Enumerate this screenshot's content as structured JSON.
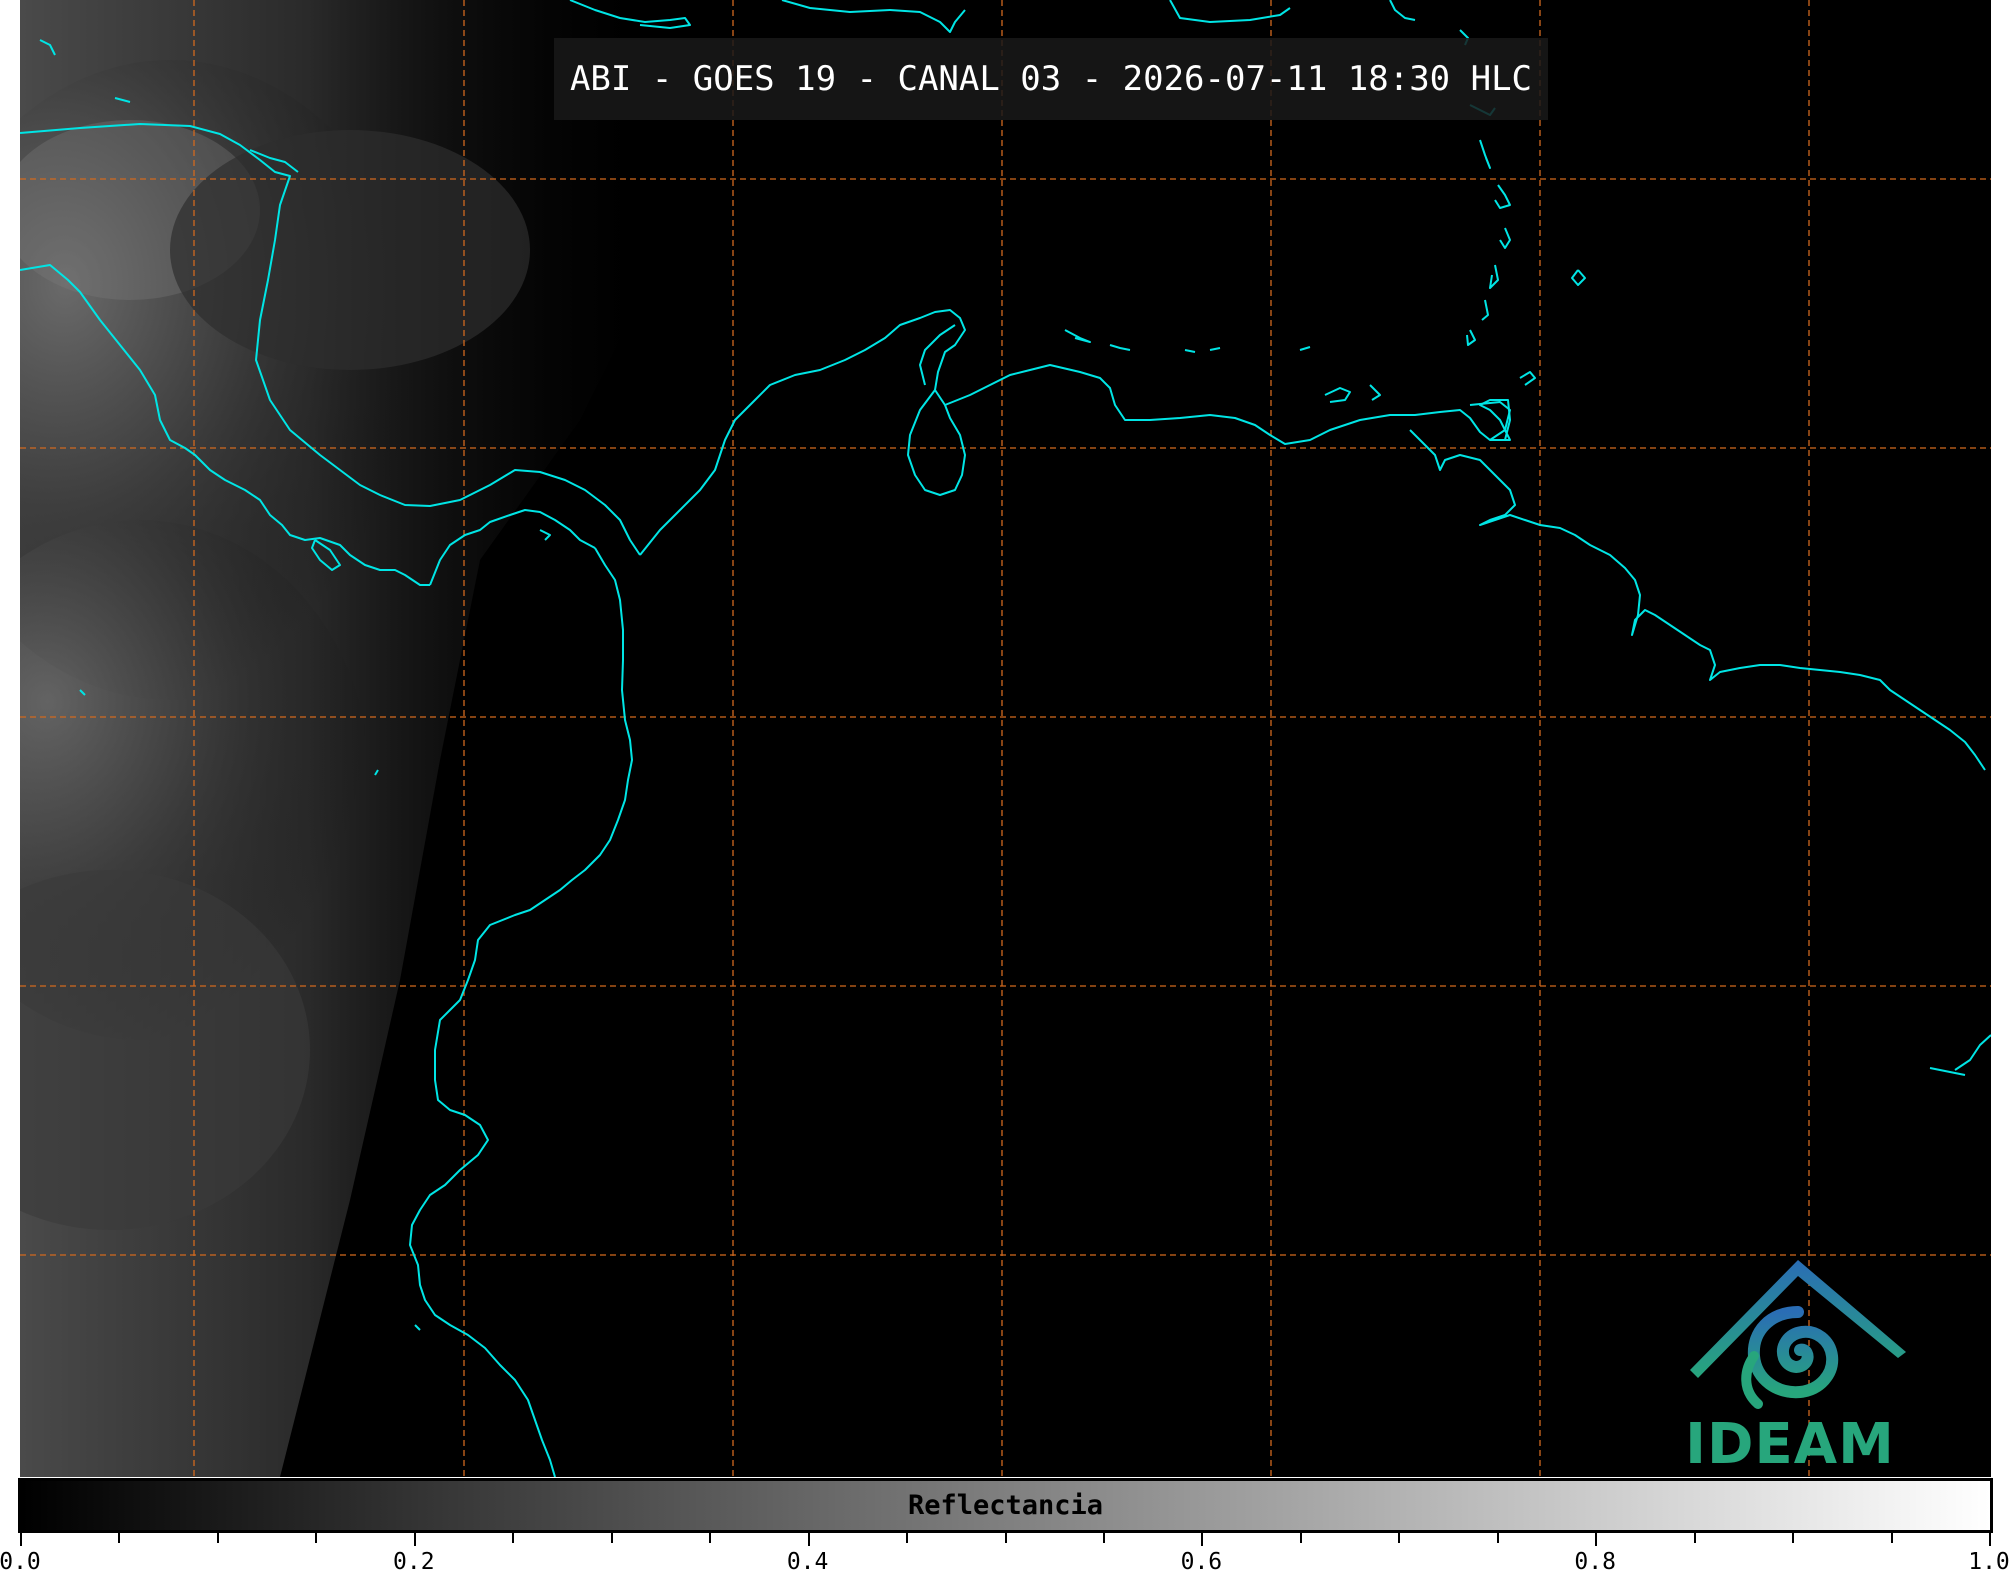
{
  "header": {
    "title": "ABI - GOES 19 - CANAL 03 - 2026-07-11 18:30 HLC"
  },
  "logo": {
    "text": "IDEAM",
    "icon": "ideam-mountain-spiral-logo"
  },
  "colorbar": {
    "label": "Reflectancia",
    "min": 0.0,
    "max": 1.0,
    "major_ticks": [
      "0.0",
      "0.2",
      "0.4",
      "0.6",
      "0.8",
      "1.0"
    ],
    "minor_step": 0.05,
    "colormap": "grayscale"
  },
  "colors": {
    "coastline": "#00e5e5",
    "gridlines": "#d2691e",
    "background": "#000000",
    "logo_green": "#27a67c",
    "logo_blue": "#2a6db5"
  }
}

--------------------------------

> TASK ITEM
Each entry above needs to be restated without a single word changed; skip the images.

> SOLUTION TO THIS PROBLEM
Enumerate this screenshot's content as structured JSON.
{
  "header": {
    "title": "ABI - GOES 19 - CANAL 03 - 2026-07-11 18:30 HLC"
  },
  "logo": {
    "text": "IDEAM",
    "icon": "ideam-mountain-spiral-logo"
  },
  "colorbar": {
    "label": "Reflectancia",
    "min": 0.0,
    "max": 1.0,
    "major_ticks": [
      "0.0",
      "0.2",
      "0.4",
      "0.6",
      "0.8",
      "1.0"
    ],
    "minor_step": 0.05,
    "colormap": "grayscale"
  },
  "colors": {
    "coastline": "#00e5e5",
    "gridlines": "#d2691e",
    "background": "#000000",
    "logo_green": "#27a67c",
    "logo_blue": "#2a6db5"
  }
}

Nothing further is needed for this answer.